Obviously, that’s a worst case scenario, but if you’re going to become financially dependent on someone, you need to make sure that you have an out clause somewhere. Financial dependency definitely falls under the “RACK” perimeters for me, and you need to make sure that if you pursue that aspect of submission, it is your responsibility to be very well informed about how the finances work, about your rights if something happens to your Dom, or if your relationship dissolves over time. The successful, safe implementation of financial dependency comes down to being well educated, exceptionally prepared, and a great willingness to have everything go wrong somewhere later down the line.
There is obviously nothing wrong with being financially dependent, if it works for you, and if you and your partner make an effort to educate yourselves on the risks and fail-safes for keeping both of you protected should the worse happen to either of you. I know that there are a lot of couples, D/s and vanilla alike, who work just fine operating under the highly traditional roles of breadwinner and housekeeper/parent, and they find it an enjoyable arrangement.

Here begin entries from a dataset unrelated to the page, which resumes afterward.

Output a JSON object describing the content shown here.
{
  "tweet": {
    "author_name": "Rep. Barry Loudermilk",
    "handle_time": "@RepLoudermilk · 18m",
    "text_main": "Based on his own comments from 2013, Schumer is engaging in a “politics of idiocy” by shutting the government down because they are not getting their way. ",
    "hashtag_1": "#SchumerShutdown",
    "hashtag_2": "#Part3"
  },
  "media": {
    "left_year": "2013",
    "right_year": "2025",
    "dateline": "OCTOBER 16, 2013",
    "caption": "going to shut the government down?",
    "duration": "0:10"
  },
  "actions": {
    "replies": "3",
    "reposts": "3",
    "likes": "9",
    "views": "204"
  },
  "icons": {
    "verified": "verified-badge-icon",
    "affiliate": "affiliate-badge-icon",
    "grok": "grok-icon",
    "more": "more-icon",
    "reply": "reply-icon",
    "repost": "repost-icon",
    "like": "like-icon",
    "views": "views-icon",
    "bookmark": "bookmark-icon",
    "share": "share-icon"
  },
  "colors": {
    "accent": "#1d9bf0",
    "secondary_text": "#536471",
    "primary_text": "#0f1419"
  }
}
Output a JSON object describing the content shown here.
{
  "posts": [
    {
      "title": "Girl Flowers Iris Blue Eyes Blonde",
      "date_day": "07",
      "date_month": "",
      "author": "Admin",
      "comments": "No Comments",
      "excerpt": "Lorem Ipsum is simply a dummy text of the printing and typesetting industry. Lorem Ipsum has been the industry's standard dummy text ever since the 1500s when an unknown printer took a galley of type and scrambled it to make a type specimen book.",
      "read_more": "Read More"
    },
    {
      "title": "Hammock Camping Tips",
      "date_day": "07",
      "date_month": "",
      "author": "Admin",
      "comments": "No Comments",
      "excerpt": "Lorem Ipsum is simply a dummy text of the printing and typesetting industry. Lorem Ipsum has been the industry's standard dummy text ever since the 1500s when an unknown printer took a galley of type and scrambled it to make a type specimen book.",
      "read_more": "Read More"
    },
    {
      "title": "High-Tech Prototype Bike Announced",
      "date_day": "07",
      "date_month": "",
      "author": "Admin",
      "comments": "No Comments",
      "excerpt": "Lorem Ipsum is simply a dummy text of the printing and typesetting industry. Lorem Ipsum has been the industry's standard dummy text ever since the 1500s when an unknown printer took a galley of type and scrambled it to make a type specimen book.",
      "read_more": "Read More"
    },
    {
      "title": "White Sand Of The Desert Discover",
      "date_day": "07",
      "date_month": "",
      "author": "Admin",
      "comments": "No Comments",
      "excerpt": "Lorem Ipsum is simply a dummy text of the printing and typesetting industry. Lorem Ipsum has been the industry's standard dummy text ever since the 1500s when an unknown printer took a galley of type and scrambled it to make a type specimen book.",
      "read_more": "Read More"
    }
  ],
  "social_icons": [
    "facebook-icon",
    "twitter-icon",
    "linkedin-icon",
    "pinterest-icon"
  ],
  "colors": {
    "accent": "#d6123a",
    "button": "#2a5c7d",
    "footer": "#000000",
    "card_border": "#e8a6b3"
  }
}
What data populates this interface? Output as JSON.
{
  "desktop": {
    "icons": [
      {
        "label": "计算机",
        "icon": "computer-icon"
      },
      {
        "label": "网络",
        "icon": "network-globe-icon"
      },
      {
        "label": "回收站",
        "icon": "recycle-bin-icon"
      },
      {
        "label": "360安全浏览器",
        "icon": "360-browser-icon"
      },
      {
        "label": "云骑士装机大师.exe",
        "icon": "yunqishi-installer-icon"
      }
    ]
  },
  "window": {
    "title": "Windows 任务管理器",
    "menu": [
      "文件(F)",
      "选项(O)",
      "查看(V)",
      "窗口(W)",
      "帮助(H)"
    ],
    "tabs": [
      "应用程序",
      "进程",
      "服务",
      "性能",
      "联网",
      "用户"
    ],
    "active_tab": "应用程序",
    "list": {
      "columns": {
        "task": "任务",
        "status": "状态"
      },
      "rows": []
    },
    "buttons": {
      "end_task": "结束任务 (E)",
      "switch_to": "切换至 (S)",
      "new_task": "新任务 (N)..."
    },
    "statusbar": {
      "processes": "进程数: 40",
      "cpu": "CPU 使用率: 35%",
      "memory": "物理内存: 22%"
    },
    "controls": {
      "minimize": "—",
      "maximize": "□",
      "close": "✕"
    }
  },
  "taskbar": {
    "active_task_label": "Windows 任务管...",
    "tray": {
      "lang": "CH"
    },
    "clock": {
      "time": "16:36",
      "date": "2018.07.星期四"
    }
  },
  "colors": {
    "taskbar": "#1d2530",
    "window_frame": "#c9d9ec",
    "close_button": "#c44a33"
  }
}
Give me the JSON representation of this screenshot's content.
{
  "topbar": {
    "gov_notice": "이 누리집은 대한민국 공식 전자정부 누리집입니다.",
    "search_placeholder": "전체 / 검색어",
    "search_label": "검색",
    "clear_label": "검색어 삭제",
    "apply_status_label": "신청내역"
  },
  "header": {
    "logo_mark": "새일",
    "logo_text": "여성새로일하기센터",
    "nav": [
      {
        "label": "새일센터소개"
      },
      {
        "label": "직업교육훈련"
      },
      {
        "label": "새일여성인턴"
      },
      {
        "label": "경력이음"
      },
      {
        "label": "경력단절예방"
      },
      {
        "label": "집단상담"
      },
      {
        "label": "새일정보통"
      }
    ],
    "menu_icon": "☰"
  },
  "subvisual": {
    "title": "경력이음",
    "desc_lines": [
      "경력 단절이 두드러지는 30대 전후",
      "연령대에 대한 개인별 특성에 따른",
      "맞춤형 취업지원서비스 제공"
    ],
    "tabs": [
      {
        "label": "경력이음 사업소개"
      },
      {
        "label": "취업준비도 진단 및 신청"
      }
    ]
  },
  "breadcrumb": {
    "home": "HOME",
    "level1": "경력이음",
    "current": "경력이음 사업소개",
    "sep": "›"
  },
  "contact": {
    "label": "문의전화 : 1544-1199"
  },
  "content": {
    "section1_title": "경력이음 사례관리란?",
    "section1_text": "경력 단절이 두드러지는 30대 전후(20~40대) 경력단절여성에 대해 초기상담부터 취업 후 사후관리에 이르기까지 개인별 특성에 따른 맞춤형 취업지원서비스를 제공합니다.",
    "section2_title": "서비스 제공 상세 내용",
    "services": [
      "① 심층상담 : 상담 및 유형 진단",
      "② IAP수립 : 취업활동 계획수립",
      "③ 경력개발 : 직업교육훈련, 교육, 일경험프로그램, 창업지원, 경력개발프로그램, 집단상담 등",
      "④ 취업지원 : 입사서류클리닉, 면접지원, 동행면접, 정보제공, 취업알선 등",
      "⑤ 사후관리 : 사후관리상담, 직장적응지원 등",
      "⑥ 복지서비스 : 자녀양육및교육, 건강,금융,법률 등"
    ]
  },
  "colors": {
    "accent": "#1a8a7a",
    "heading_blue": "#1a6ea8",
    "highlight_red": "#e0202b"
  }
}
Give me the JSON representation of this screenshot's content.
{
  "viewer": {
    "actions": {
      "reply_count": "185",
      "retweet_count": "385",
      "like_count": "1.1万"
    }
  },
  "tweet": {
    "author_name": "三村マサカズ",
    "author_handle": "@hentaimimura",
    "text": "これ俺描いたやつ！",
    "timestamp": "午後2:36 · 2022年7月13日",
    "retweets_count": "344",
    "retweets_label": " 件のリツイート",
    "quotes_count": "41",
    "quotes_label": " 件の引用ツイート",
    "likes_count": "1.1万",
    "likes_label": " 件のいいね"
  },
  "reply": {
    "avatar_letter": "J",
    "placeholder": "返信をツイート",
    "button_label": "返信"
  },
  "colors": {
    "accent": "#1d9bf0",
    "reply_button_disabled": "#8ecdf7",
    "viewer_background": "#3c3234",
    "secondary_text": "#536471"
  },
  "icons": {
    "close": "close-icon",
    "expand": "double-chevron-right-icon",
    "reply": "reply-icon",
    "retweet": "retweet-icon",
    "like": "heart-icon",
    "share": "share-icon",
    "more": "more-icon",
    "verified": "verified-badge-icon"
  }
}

This is what it comes down to:
financial dependency is not for everyone. It’s not even for most people. In fact, I highly discourage any type of financial dependency, unless you and your Dom have undergone marriage or civil partnership, because it leaves you so vulnerable and under-prepared if the relationship ends. If you do decide to make it part of your dynamic, do it because both you and your Dom want to. Talk about exactly what expectations you both have for the situation. Make sure that you discuss any reservations that you have completely openly, and make sure that you work together to create a budget that will ensure that the household run smoothly and that your needs and wants can be met on your Dom’s income.
As I said, my experiences are limited to circumstances that are a byproduct of other choices that my Dom and I have made. There are a lot of safe, workable ways to implement financial dependency, and there are tons of people who do it successfully without being rabidly for or against the dynamic. If you’re currently thinking about becoming financially dependent on your Dom, or you’re currently enjoying the dynamic, write a comment below explaining how you and your Dom make it work. Do you have suggestions for things to look for when starting out? Obstacles that had to be overcome, or legal/financial advice to give to those considering it?